I'll admit that I'm scared.
For years I've cobbled together books. Some have been good, most have been terrible, but all have been crafted in the pursuit of something more. I want a better life, a brighter future and something profound offered by each written page. Progress is a sort of promise; an assurance that I can get where I need to be. The more I write, the closer I am to my goal.
I never realized how far away I truly am. Replies have passed before my eyes in what seems to be a swirl. Most of it's positive, really, praising the writing, complimenting the author, but... There's always a but, the big B-U-T, intended to follow the good with the bad. It's one simple word, three little letters, and yet they can make heaven into hell, twisting guts into knots, and turning sweet words sour. But it's simply too dark. But the main character's unlikable. But the story's just not for them. There are so many buts that interrupt hope, that introduce fear, that stop exhilaration before it can truly take off. Ultimately the replies are easy to bear because there are other editors, other opportunities, other chances to succeed.
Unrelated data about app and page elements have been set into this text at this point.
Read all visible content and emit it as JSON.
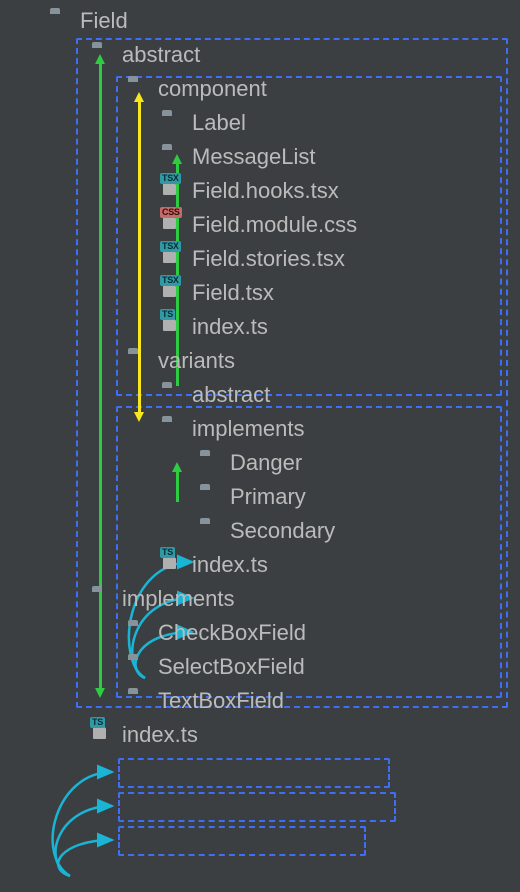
{
  "colors": {
    "dashed": "#3e6ef3",
    "greenArrow": "#2ecc40",
    "yellowArrow": "#f8e71c",
    "cyanArrow": "#1ab4d4",
    "bg": "#3c3f41",
    "text": "#bbbbbb"
  },
  "tree": {
    "field": "Field",
    "abstract": "abstract",
    "component": "component",
    "label": "Label",
    "messageList": "MessageList",
    "fieldHooks": "Field.hooks.tsx",
    "fieldModule": "Field.module.css",
    "fieldStories": "Field.stories.tsx",
    "fieldTsx": "Field.tsx",
    "indexTs1": "index.ts",
    "variants": "variants",
    "variantsAbstract": "abstract",
    "variantsImplements": "implements",
    "danger": "Danger",
    "primary": "Primary",
    "secondary": "Secondary",
    "indexTs2": "index.ts",
    "implements": "implements",
    "checkBoxField": "CheckBoxField",
    "selectBoxField": "SelectBoxField",
    "textBoxField": "TextBoxField",
    "indexTs3": "index.ts"
  }
}
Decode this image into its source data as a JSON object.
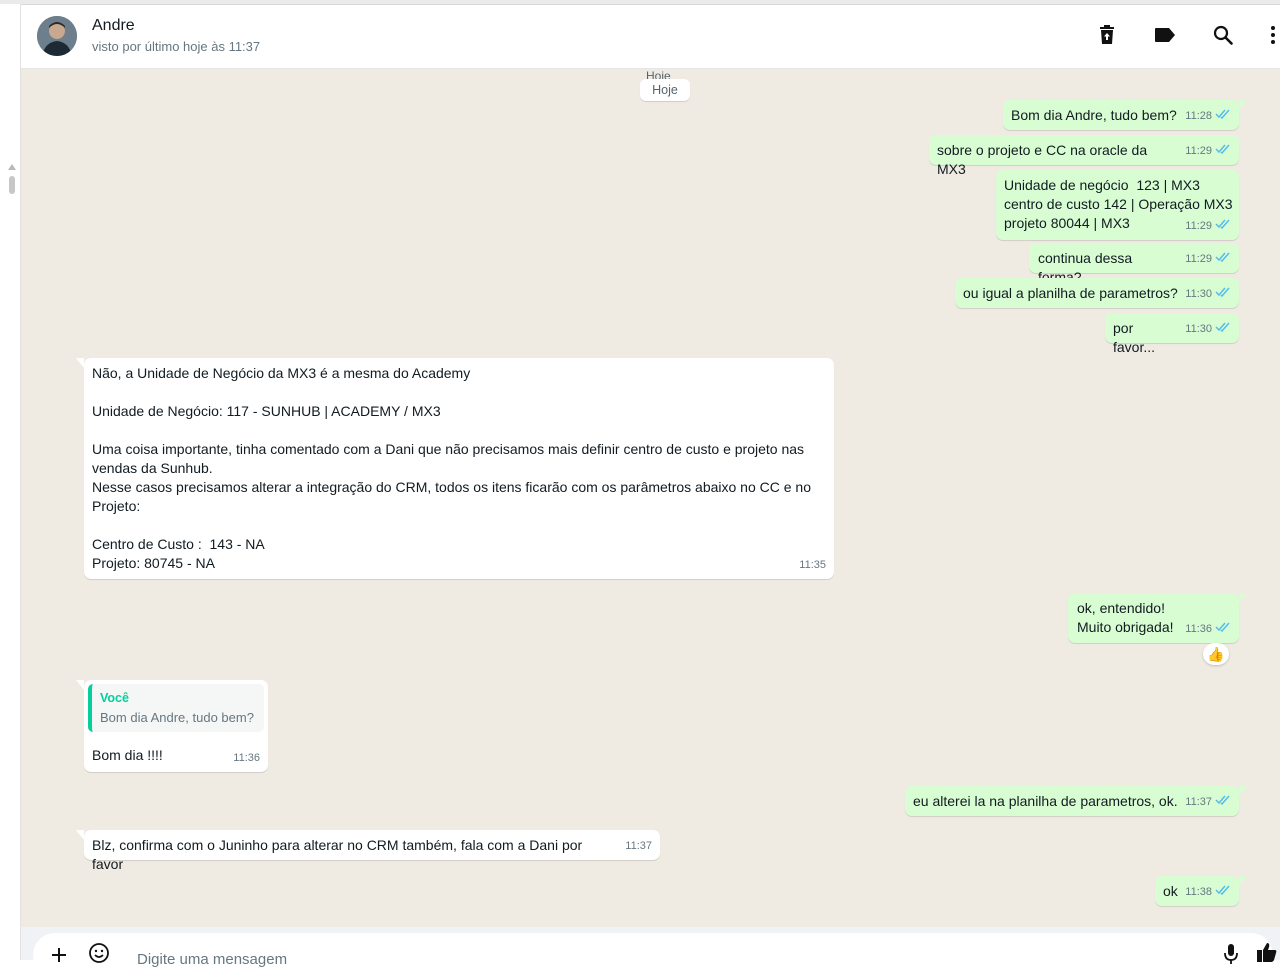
{
  "header": {
    "contact_name": "Andre",
    "last_seen": "visto por último hoje às 11:37",
    "icons": [
      "trash-icon",
      "label-icon",
      "search-icon",
      "more-vertical-icon"
    ]
  },
  "chat": {
    "date_ghost": "Hoje",
    "date_label": "Hoje",
    "messages": [
      {
        "dir": "out",
        "text": "Bom dia Andre, tudo bem?",
        "time": "11:28"
      },
      {
        "dir": "out",
        "text": "sobre o projeto e CC na oracle da MX3",
        "time": "11:29"
      },
      {
        "dir": "out",
        "text": "Unidade de negócio  123 | MX3\ncentro de custo 142 | Operação MX3\nprojeto 80044 | MX3",
        "time": "11:29"
      },
      {
        "dir": "out",
        "text": "continua dessa forma?",
        "time": "11:29"
      },
      {
        "dir": "out",
        "text": "ou igual a planilha de parametros?",
        "time": "11:30"
      },
      {
        "dir": "out",
        "text": "por favor...",
        "time": "11:30"
      },
      {
        "dir": "in",
        "text": "Não, a Unidade de Negócio da MX3 é a mesma do Academy\n\nUnidade de Negócio: 117 - SUNHUB | ACADEMY / MX3\n\nUma coisa importante, tinha comentado com a Dani que não precisamos mais definir centro de custo e projeto nas vendas da Sunhub.\nNesse casos precisamos alterar a integração do CRM, todos os itens ficarão com os parâmetros abaixo no CC e no Projeto:\n\nCentro de Custo :  143 - NA\nProjeto: 80745 - NA",
        "time": "11:35"
      },
      {
        "dir": "out",
        "text": "ok, entendido!\nMuito obrigada!",
        "time": "11:36",
        "reaction": "👍"
      },
      {
        "dir": "in",
        "text": "Bom dia !!!!",
        "time": "11:36",
        "quote": {
          "author": "Você",
          "text": "Bom dia Andre, tudo bem?"
        }
      },
      {
        "dir": "out",
        "text": "eu alterei la na planilha de parametros, ok.",
        "time": "11:37"
      },
      {
        "dir": "in",
        "text": "Blz, confirma com o Juninho para alterar no CRM também, fala com a Dani por favor",
        "time": "11:37"
      },
      {
        "dir": "out",
        "text": "ok",
        "time": "11:38"
      }
    ]
  },
  "composer": {
    "placeholder": "Digite uma mensagem",
    "icons": [
      "plus-icon",
      "sticker-icon",
      "microphone-icon",
      "like-icon"
    ]
  },
  "colors": {
    "outgoing_bubble": "#d9fdd3",
    "incoming_bubble": "#ffffff",
    "chat_background": "#efeae2",
    "read_ticks": "#53bdeb",
    "quote_accent": "#06cf9c"
  }
}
But my chances are dwindling. A field of potential players has turned into a handful, with each new rejection putting me just a little closer to failure. Sometimes I want to scream, others I want to cry; ever knowing that my chances are limited and that my prospects are almost exhausted. I'm going up against the gatekeepers, and their doors are slowly closing. A piece of my heart, hell, a part of my soul is being denied, and I don't know exactly how to save either.
Even so, I do know how to start over. I know how to put words on the page, one after another, and sometimes even have them make sense. I know how to build back up the word count that I lost, a single sentence at a time, replacing the story that was rejected with something more. I've done it before and I don't doubt I'll have to do it again. Ultimately, it's because writers have a little bit of the phoenix in them. They're creatures of birth, death, and consequently, rebirth. We burn brightly before finally going dim, only to rise back up again, far more brilliant than before. Defeat isn't final, rejection isn't the end, refusal isn't ultimate -- they're only an opportunity to rekindle that burning fire, to stoke it higher than ever imagined and come back better.
I'm scared. I'm honestly terrified, but fear simply doesn't last. It gives way to a need to thrive, to grow, heading toward those goals that originally set us down the path. We all want something better, brighter, a bit of profound in the superficial. We don't want to hurt, we don't want to weep, we don't want to worry -- we all want success without the hurt along the way. But as we grow, we learn they're all part of the process, a little pain for a lot of gain.
Starting over will always be scary, but everything worthwhile begins with a little fear.